In addition, the State was executing people like crazy. Most of whom were people of color and most of the crimes were not of the incredibly grotesque nature for which liberal use of the death penalty should be reserved.
So it's plausible, but the same coincidence rationale applies and with ever more force.
The number of non-white people in Dallas is obviously and exponentially larger than the number of people directly connected to the NFL or some other approximation. Furthermore, I have no real idea what the racial atmosphere is like in Dallas or Texas today.
My first-hand experience is from another city and damn near a decade ago. I'll give Texas the benefit of the doubt and extend it to Robert Powell via the State's implicit endorsement of him.
More importantly, what makes the interpretation of the episodes a no-brainer for me is we've all seen these kinds of authority figures.
Whether it's a cop in your own city, a security guard at some mall, some yard duty at a high school, a junior officer in your company, whatever. They're people who crave power and abuse whatever little bit of it they have.
Especially against those he/she sees as the biggest threats. And a control freak like Powell would logically feel most threatened by those who aren't intimidated by his pseudo-power. It's clear that, under the circumstances, the Moats entourage wasn't intimidated.
And it's not a stretch that the wife of an NFL superstar might exude an entitled, overly-aggressive attitude. Bingo, out come the handcuffs.
Robert Powell may be jealous of anyone with money and glamour. He may be a card-carrying member of the Ku Klux Klan. Who knows?

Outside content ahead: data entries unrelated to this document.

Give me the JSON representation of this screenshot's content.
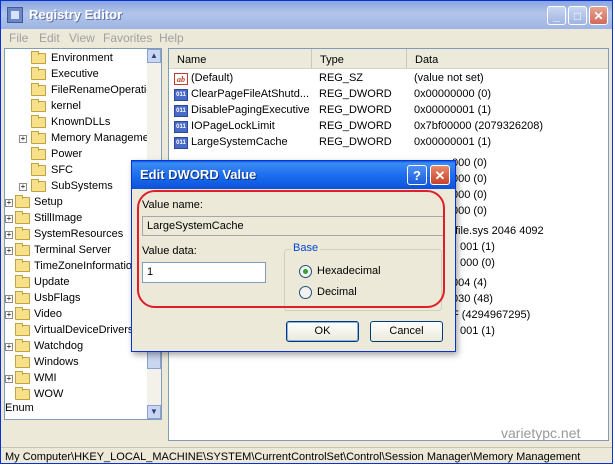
{
  "window": {
    "title": "Registry Editor",
    "minimize_glyph": "_",
    "maximize_glyph": "□",
    "close_glyph": "✕"
  },
  "menu": [
    "File",
    "Edit",
    "View",
    "Favorites",
    "Help"
  ],
  "tree": {
    "items": [
      {
        "label": "Environment",
        "expand": ""
      },
      {
        "label": "Executive",
        "expand": ""
      },
      {
        "label": "FileRenameOperatio",
        "expand": ""
      },
      {
        "label": "kernel",
        "expand": ""
      },
      {
        "label": "KnownDLLs",
        "expand": ""
      },
      {
        "label": "Memory Manageme",
        "expand": "+"
      },
      {
        "label": "Power",
        "expand": ""
      },
      {
        "label": "SFC",
        "expand": ""
      },
      {
        "label": "SubSystems",
        "expand": "+"
      }
    ],
    "level2": [
      {
        "label": "Setup",
        "expand": "+"
      },
      {
        "label": "StillImage",
        "expand": "+"
      },
      {
        "label": "SystemResources",
        "expand": "+"
      },
      {
        "label": "Terminal Server",
        "expand": "+"
      },
      {
        "label": "TimeZoneInformation",
        "expand": ""
      },
      {
        "label": "Update",
        "expand": ""
      },
      {
        "label": "UsbFlags",
        "expand": "+"
      },
      {
        "label": "Video",
        "expand": "+"
      },
      {
        "label": "VirtualDeviceDrivers",
        "expand": ""
      },
      {
        "label": "Watchdog",
        "expand": "+"
      },
      {
        "label": "Windows",
        "expand": ""
      },
      {
        "label": "WMI",
        "expand": "+"
      },
      {
        "label": "WOW",
        "expand": ""
      }
    ],
    "enum_label": "Enum"
  },
  "list": {
    "headers": {
      "name": "Name",
      "type": "Type",
      "data": "Data"
    },
    "rows": [
      {
        "icon": "ab",
        "name": "(Default)",
        "type": "REG_SZ",
        "data": "(value not set)"
      },
      {
        "icon": "011",
        "name": "ClearPageFileAtShutd...",
        "type": "REG_DWORD",
        "data": "0x00000000 (0)"
      },
      {
        "icon": "011",
        "name": "DisablePagingExecutive",
        "type": "REG_DWORD",
        "data": "0x00000001 (1)"
      },
      {
        "icon": "011",
        "name": "IOPageLockLimit",
        "type": "REG_DWORD",
        "data": "0x7bf00000 (2079326208)"
      },
      {
        "icon": "011",
        "name": "LargeSystemCache",
        "type": "REG_DWORD",
        "data": "0x00000001 (1)"
      }
    ],
    "partial_data": [
      "000 (0)",
      "000 (0)",
      "000 (0)",
      "000 (0)",
      "file.sys 2046 4092",
      "001 (1)",
      "000 (0)",
      "004 (4)",
      "030 (48)",
      "F (4294967295)",
      "001 (1)"
    ]
  },
  "dialog": {
    "title": "Edit DWORD Value",
    "help_glyph": "?",
    "close_glyph": "✕",
    "value_name_label": "Value name:",
    "value_name": "LargeSystemCache",
    "value_data_label": "Value data:",
    "value_data": "1",
    "base_label": "Base",
    "hex_label": "Hexadecimal",
    "dec_label": "Decimal",
    "ok_label": "OK",
    "cancel_label": "Cancel"
  },
  "statusbar": {
    "path": "My Computer\\HKEY_LOCAL_MACHINE\\SYSTEM\\CurrentControlSet\\Control\\Session Manager\\Memory Management"
  },
  "watermark": "varietypc.net",
  "colors": {
    "highlight_ring": "#e01e2a",
    "dialog_title": "#1d6ef0"
  }
}
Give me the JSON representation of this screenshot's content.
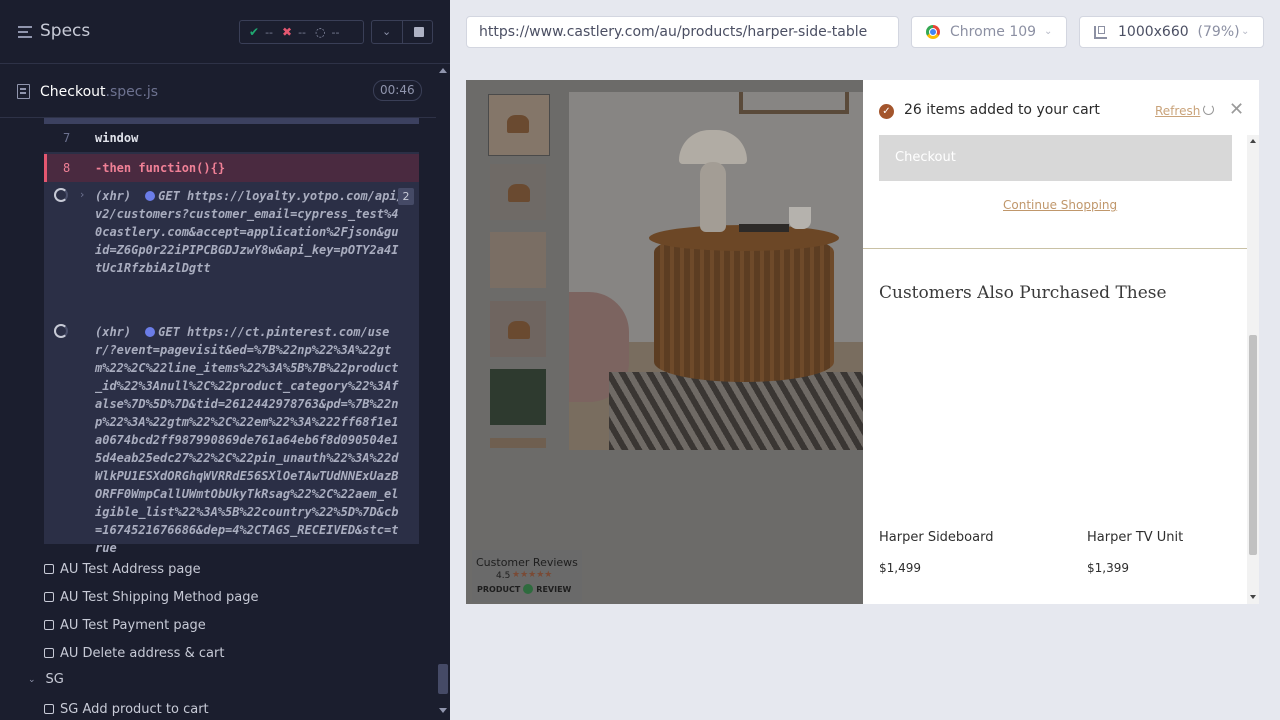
{
  "runner": {
    "title": "Specs",
    "stats": {
      "passed": "--",
      "failed": "--",
      "pending": "--"
    },
    "spec": {
      "name": "Checkout",
      "ext": ".spec.js",
      "duration": "00:46"
    },
    "commands": [
      {
        "num": "7",
        "text": "window"
      },
      {
        "num": "8",
        "text": "-then  function(){}"
      }
    ],
    "xhr": [
      {
        "label": "(xhr)",
        "method": "GET",
        "url": "https://loyalty.yotpo.com/api/v2/customers?customer_email=cypress_test%40castlery.com&accept=application%2Fjson&guid=Z6Gp0r22iPIPCBGDJzwY8w&api_key=pOTY2a4ItUc1RfzbiAzlDgtt",
        "count": "2"
      },
      {
        "label": "(xhr)",
        "method": "GET",
        "url": "https://ct.pinterest.com/user/?event=pagevisit&ed=%7B%22np%22%3A%22gtm%22%2C%22line_items%22%3A%5B%7B%22product_id%22%3Anull%2C%22product_category%22%3Afalse%7D%5D%7D&tid=2612442978763&pd=%7B%22np%22%3A%22gtm%22%2C%22em%22%3A%222ff68f1e1a0674bcd2ff987990869de761a64eb6f8d090504e15d4eab25edc27%22%2C%22pin_unauth%22%3A%22dWlkPU1ESXdORGhqWVRRdE56SXlOeTAwTUdNNExUazBORFF0WmpCallUWmtObUkyTkRsag%22%2C%22aem_eligible_list%22%3A%5B%22country%22%5D%7D&cb=1674521676686&dep=4%2CTAGS_RECEIVED&stc=true",
        "count": ""
      }
    ],
    "tests": [
      "AU Test Address page",
      "AU Test Shipping Method page",
      "AU Test Payment page",
      "AU Delete address & cart"
    ],
    "suite": "SG",
    "suite_tests": [
      "SG Add product to cart"
    ]
  },
  "aut": {
    "url": "https://www.castlery.com/au/products/harper-side-table",
    "browser": "Chrome 109",
    "viewport": "1000x660",
    "zoom": "(79%)"
  },
  "page": {
    "reviews": {
      "title": "Customer Reviews",
      "rating": "4.5",
      "stars": "★★★★★",
      "brand_left": "PRODUCT",
      "brand_right": "REVIEW"
    }
  },
  "cart": {
    "added_text": "26 items added to your cart",
    "refresh": "Refresh",
    "checkout": "Checkout",
    "continue": "Continue Shopping",
    "also_heading": "Customers Also Purchased These",
    "products": [
      {
        "name": "Harper Sideboard",
        "price": "$1,499"
      },
      {
        "name": "Harper TV Unit",
        "price": "$1,399"
      }
    ]
  },
  "colors": {
    "runner_bg": "#1b1e2e",
    "fail": "#e45770",
    "pass": "#1fa971",
    "brand_accent": "#a3552c"
  }
}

I certainly do not.
I just think the law of probability favors something we've all personally-experienced backed by logical inference rather than reasonable-though-less-likely alternatives that would cause much more of a firestorm.
Unfortunately, some people like to inject as much incendiary scandal into an episode as possible and exploit mere coincidence to do so. But it's just wrong to assign causal relationships between things on such meager data as a sample set of two.
So, as paradigms of journalistic integrity like ESPN await further "progress" with salivating anticipation, I'm taking everything with a grain of salt because the most likely story is the one that will move the least ink.
Which means it's probably the one that's gonna get the least attention.